May
20
comment Create folders on a remote Windows PC using C++?
@jackz It is explicitly disallowed. If it were allowed it would be a huge security hole.
May
19
comment Correct Exceptions in C++
@Chris: Good point. Replaced with runtime_error which does.
May
19
revised Correct Exceptions in C++
added 4 characters in body
May
19
comment Return STL objects from function without trigerring move
If you copy in return_vector then the copy will still be allocated from the same heap on which tmp's storage was originally allocated, so you don't save anything there. (C++ across DLLs is asking for pain)
May
19

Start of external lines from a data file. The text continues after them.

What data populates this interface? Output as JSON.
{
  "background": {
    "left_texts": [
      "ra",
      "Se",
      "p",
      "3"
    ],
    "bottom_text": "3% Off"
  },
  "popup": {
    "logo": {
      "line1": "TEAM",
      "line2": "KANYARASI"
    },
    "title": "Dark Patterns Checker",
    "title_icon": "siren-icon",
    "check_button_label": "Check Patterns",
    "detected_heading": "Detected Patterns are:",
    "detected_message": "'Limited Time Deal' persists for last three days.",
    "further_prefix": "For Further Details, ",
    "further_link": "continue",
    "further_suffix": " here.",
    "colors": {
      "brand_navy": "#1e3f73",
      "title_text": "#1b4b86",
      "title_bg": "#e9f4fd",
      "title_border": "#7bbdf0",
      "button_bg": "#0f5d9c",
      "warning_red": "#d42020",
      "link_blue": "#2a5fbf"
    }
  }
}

revised Why does returning shared_ptr<T> as shared_ptr<const T> result in “returning address of temporary” warnings?
added 44 characters in body
May
19
comment Create folders on a remote Windows PC using C++?
@jackz: That would be a huge security vulnerability were it allowed. cwe.mitre.org/data/definitions/22.html
May
19
revised C++ operator “?:”
Added a minor comment to make it easier to see with all the nested parens; feel free to revert if you don't like it
May
19
revised C++ operator “?:”
added 205 characters in body
May
19
comment C++ operator “?:”
@juanchopanza: I think if that were the issue you'd see the same problem with x but we don't.
May
19
comment C++ operator “?:”
Oh god, please Please PLEASE don't actually do this.
May
19
comment Calculate number of elements in an array based on pointers to the first and last elements
Yep; as far as I know the requirement is the same there
May
19
comment Calculate number of elements in an array based on pointers to the first and last elements
RE: Your update: C requires that no padding be inserted between objects, and that that any necessary padding to align them in an array be included in their sizeof; e.g. sizeof(struct{int I; char c;}} is typically sizeof(int) * 2
May
19
comment Calculate number of elements in an array based on pointers to the first and last elements
Note that the "finish is one past the end" behavior in the STL allows the range to represent the empty range start == end.
May
19
revised Why aren't next or prev declared in this scope?
added 61 characters in body
May
19
comment Why aren't next or prev declared in this scope?
I can't believe that neither GCC nor Clang has good error reporting for this case :/
May
19
revised Why aren't next or prev declared in this scope?
added 207 characters in body